Request for personal-files confinement for k9s + Popeye


The snap is allowed to write to ~/snap/k9s/<revision>/* (including .kube) by default and the personal-files interface grants additional access to ~/.kube. If you can’t get your application to prefer one over the other via configuration or code change, simply create a symlink from ~/snap/k9s/<revision>/.kube to ~/.kube. You can create a small wrapper script or adjust your program to do something like:

myid=$(id -u)
myid_home=$(getent passwd $myid | cut -d : -f 6)
if [ ! -e "$snap_home ]; then
    ln -sf "$myid_home" "$snap_home"

In this manner, whether your application uses getpwent or $HOME, it should work.


@jdstrand Thank you for your input! Still seems less than ideal as the home is now a moving target on each release drop as the symlink will need to change. You did not answer my question regarding classic confinement. My understanding is all these problems will go away if k9s and popeye where to use it. Is this correct? And if so how can I proceed with the request?

Thank you!


This is handled by snapd. The script snippet I gave itself isn’t hardcoding any revisions so you should be ok there too. Also keep in mind that there is a current symlink down in ~/snap/k9s/current if you need it for some reason.


Since there are no restrictions put on your snap with classic confinement, you will not have any access problems. However, use of classic confinement is restricted and usually not needed. Access to dot files like we’ve been discussing is not a reason for classic confinement since either the snap can be adapted to work within the system or personal-files can be used (which is also restricted). This topic is discussing the suitability of certain uses of personal-files.

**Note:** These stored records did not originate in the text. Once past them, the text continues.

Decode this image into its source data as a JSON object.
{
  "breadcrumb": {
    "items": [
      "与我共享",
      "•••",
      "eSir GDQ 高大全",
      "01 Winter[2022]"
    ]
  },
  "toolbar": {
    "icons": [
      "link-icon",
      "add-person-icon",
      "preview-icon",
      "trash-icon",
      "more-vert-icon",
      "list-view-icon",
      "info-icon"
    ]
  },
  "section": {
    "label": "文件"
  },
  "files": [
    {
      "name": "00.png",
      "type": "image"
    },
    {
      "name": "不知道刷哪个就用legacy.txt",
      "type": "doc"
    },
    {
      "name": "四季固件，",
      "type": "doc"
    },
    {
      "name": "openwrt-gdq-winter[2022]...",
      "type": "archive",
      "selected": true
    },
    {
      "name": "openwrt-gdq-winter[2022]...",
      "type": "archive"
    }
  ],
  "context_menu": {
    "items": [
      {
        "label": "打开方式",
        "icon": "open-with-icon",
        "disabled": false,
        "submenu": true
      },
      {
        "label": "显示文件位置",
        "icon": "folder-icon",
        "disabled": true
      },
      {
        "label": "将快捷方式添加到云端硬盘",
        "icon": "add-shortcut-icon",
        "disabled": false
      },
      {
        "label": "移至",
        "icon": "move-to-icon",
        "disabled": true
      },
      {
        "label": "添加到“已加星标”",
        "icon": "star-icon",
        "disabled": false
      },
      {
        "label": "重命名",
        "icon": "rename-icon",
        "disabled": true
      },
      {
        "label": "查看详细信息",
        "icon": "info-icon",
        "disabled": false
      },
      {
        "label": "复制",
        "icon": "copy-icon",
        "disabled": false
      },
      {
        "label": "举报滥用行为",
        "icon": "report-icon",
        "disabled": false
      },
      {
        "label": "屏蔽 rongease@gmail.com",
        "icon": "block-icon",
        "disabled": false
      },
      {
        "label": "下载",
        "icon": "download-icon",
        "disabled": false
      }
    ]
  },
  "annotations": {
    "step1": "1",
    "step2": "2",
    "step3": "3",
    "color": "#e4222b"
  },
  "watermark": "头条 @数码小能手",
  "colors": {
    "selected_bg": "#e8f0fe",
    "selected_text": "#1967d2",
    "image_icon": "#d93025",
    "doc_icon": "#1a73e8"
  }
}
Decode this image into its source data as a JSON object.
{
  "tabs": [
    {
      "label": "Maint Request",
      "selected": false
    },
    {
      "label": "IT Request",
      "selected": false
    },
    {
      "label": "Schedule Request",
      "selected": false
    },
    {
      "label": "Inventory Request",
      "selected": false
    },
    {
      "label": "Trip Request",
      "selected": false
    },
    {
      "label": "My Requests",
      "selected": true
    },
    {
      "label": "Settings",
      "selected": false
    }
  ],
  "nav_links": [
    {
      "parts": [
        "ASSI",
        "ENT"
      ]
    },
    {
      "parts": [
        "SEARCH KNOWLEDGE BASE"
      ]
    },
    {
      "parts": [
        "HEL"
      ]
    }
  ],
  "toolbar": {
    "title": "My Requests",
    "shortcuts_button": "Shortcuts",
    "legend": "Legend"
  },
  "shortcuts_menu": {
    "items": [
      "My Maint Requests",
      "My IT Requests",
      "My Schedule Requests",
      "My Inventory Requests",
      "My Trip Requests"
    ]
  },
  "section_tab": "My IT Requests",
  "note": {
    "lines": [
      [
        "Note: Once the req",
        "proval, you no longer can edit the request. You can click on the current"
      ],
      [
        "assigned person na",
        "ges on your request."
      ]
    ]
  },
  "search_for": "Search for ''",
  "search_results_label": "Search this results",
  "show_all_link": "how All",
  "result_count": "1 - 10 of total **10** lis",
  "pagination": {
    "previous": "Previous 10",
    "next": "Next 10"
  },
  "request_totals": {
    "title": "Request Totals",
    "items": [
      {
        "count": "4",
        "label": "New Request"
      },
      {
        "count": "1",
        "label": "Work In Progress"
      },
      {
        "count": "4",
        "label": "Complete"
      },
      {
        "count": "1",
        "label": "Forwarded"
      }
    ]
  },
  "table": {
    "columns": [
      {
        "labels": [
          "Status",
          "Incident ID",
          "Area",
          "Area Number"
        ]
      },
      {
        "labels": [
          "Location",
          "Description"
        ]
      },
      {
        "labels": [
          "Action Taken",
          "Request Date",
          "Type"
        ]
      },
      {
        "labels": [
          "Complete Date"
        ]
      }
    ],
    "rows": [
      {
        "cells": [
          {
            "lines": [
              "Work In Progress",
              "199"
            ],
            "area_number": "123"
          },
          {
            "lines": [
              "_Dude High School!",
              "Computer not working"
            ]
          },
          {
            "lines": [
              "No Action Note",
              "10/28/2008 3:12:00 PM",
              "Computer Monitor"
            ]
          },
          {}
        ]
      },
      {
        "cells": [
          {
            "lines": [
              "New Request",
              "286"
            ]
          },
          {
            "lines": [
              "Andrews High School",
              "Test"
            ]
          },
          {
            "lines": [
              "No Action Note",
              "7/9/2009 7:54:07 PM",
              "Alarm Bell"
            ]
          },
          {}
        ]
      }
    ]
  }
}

For your previous questions, SNAP_USER_DATA is versioned by snapd copies forward the data. If that doesn’t meet your use case, SNAP_USER_COMMON is not versioned and you can always choose to use that to store your artifacts. As for kubectl, you would need to ship that as part of your snap (which you would want to do anyway since there is no guarantee this will be available on the host even if you were using classic).


@jdstrand. Thank you for your reply and comments! I am still very confused. Most K9s user will most likely have kubectl either installed as snap or from the releases on their systems and most likely in their $PATH. K9s shells out to kubectl for some commands. I have installed kubectl via a snap. The user has a PATH env variable set that correctly contains /snap/bin. On the terminal which kubectl yields installed and available. This snap uses classic confinement and no extra configuration is necessary as it does find the .kubeconfig in the user’s home dir… Yet, If I run K9s and try to shell out to run a kubectl command I get kubectl is not in the PATH? So why is this failing? Sorry to be obtus here but it seems I am missing an important piece of information or I am completely missing it. I am now able to launch K9s by specifying where to find the kubeconfig but now anything I am trying to persist or launch is a total dud. Thank you for your response!